When people casually refer to “dental implants”, it can mean a lot of things. Some people will refer to their full mouth restoration with multiple dental implants, abutments, crowns, or bridges, simply as "dental implants." Or they may refer to their snap on overdenture as dental implants. Commonly, the term “dental implant” can mean the combination of an implant, abutment and crown. To further understand the anatomy of everything that goes into an implanted tooth restoration, let's break it down.
First, there’s the actual dental implant itself. The implant serves as the replacement for the roots of your tooth. It’s placed in the bone, generally made of titanium, and looks like a tiny screw. The goal of the implant is that it will osseointegrate, and essentially become one with your bone. This will serve as the base of your new tooth. The top of the implant will be about level with your gums, meaning, you won’t see your dental implant once a tooth has been placed on it.
Since the implant goes into the bone, and not above, an abutment is screwed into the implant to give the tooth something to attach to above the gum line. There are multi-unit abutments which are complex and allow for greater angulation, healing abutments which are used temporarily while an implant heals, and standard abutments. These abutments provide a solid point for a crown or bridge to be attached to.
Once the implant and the abutment are in place, it needs to be restored. The restoration might be a single crown, a bridge of teeth, or even an overdenture. The restoration is secured to the abutment using a strong adhesive or a screw. In some cases like with a snap-on overdenture, the restoration is meant to snap on and off of the abutment. Once restored, the teeth portion of the restoration will cover the abutment and should be the only part of the entire restoration that is visible.

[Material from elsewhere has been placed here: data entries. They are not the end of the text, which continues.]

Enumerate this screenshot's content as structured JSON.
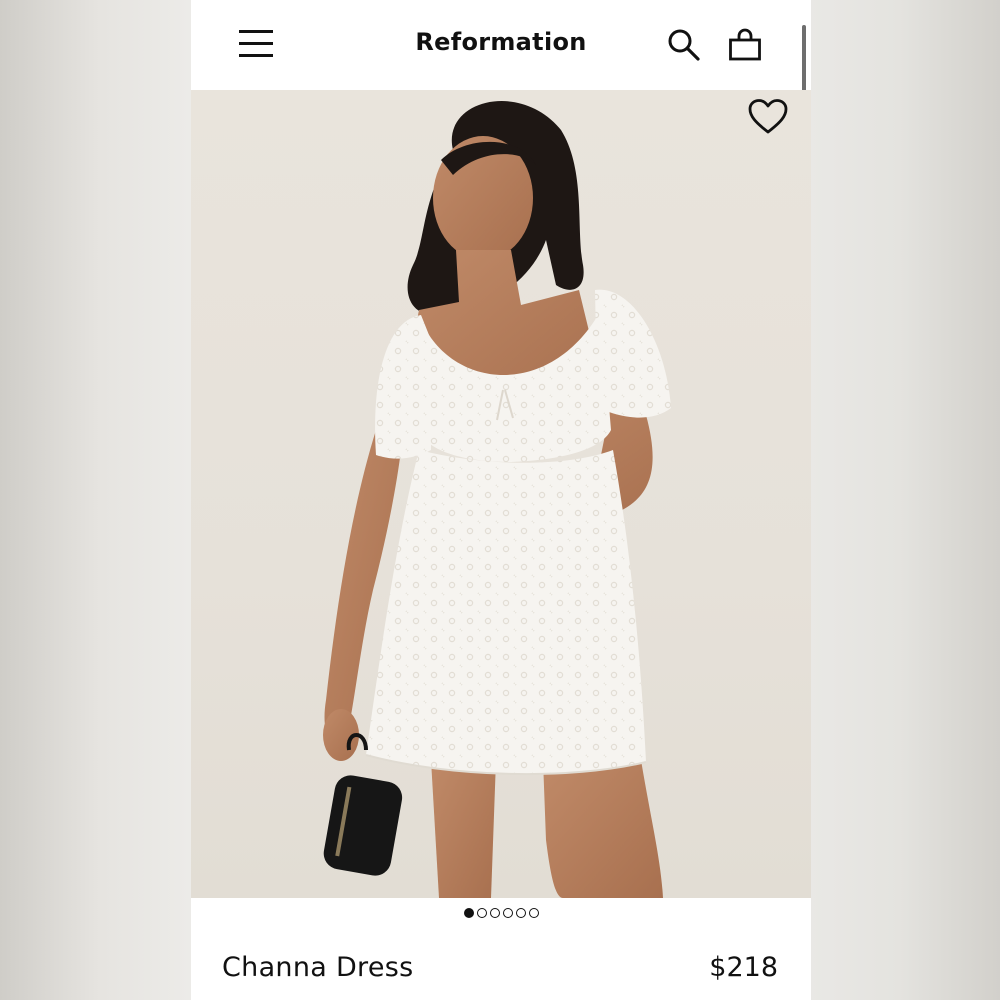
{
  "header": {
    "brand": "Reformation",
    "menu_icon": "hamburger-menu-icon",
    "search_icon": "search-icon",
    "bag_icon": "shopping-bag-icon"
  },
  "product": {
    "name": "Channa Dress",
    "price": "$218",
    "favorite_icon": "heart-outline-icon",
    "image_count": 6,
    "active_image_index": 0
  },
  "colors": {
    "text": "#111111",
    "photo_background": "#e7e2da"
  }
}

So, the next time someone points to their tooth and says, ”this one is an implant," you'll know you're looking at a crown or bridge, which is attached to an abutment, which is attached to an implant.